Patricia Reed recently joined the Coral Bay Community Council as the group’s environmental projects manager.
Patricia Reed has wasted no time getting to know the Coral Bay community.
As the new environmental projects manager for the Coral Bay Community Council, Reed brings technical expertise, a passion for the environment and a dedication to the community.
Reed first arrived on St. John last year with her husband, who worked at Concordia Eco-Preserve as an exchange employee. The relationship worked and Concordia asked him to return as a full-time employee this season.
While Reed’s husband was settling in on the south shore, the environmental projects manager focused on offering her expertise on storm water and wetlands issues to CBCC.

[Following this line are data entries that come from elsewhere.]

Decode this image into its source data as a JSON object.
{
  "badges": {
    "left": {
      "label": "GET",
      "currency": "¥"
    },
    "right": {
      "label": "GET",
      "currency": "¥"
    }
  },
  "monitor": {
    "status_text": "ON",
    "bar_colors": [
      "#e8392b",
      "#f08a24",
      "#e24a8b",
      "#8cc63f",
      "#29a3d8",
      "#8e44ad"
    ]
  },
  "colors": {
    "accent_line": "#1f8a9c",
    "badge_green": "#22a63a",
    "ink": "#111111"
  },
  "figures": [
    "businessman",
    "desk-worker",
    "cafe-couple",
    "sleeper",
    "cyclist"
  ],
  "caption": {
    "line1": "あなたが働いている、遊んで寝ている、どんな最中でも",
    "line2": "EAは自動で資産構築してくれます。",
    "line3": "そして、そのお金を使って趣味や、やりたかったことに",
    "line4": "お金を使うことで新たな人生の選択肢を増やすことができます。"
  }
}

Thanks to a three-year grant, currently wrapping up, from the National Oceanic and Atmospheric Administration, CBCC officials completed about 20 projects throughout the Coral Bay watershed aimed at stemming the tide of storm water runoff.
CBCC partnered with the Fish Bay Homeowners Association, and the V.I Resource Conservation and Development Council to obtain the multi-million-dollar federal grants.
From paving projects to restoring natural gut flows, the projects brought together neighborhood associations, territorial and federal agencies all working with CBCC to reduce the amount of runoff in the watershed.
The NOAA grant, funded by the American Reinvestment and Recovery Act funds, allowed CBCC officials to save money on the non-profit’s operating costs. During the life of the grant, CBCC was able to hire temporary employees including storm water engineer Joe Mina, who was replaced by Chris Laude. The group also hired Blake Parker, who served for 18 months as the NOAA project coordinator under the federal grant.
Saving on operations costs during the grant period allowed CBCC the opportunity to hire a full-time employee, and the group looked for someone with a strong environmental background.
With a master’s degree in environmental management from Duke University, Reed brought just the right skill set for which CBCC officials were looking.
“As the NOAA projects were completed, the CBCC Board began to assess how future CBCC work should be conducted,” said CBCC president Sharon Coldren. “It was decided to hire an environmental projects manager, with expert skills to write and manage grants and also perform and manage environmental research and analyses.”
In addition to overseeing the technical aspects of CBCC’s projects, Reed will also allow the group to expand its educational efforts, Coldren added.
“This new position will allow us to continue and expand our environmental protection activities and grants on a professional basis, while freeing up volunteer resources to address more of the broad range of community needs,” she said.
Reed officially started working for CBCC in October and has been enjoying her position already.
“My passion is ecology and I’m excited for the opportunity to work for CBCC,” said Reed. “I really like the community and am excited about expanding CBCC’s projects and outreach.”
As the group’s environmental projects manager, Reed will oversee water monitoring and analyses and hopes to broaden the group’s water quality testing. She also plans to identify additional storm water issues in the watershed.
“I come from an education background; my parents and my grandparents were all educators,” said Reed. “So I’m really happy to be a part of a group like CBCC.”
Reed invited community members to stop by CBCC’s office across from Skinny Legs in Coral Bay and say hello.
For more information about CBCC, call the organization at 776-2099 or check out their website www.coralbaycommunitycouncil.org.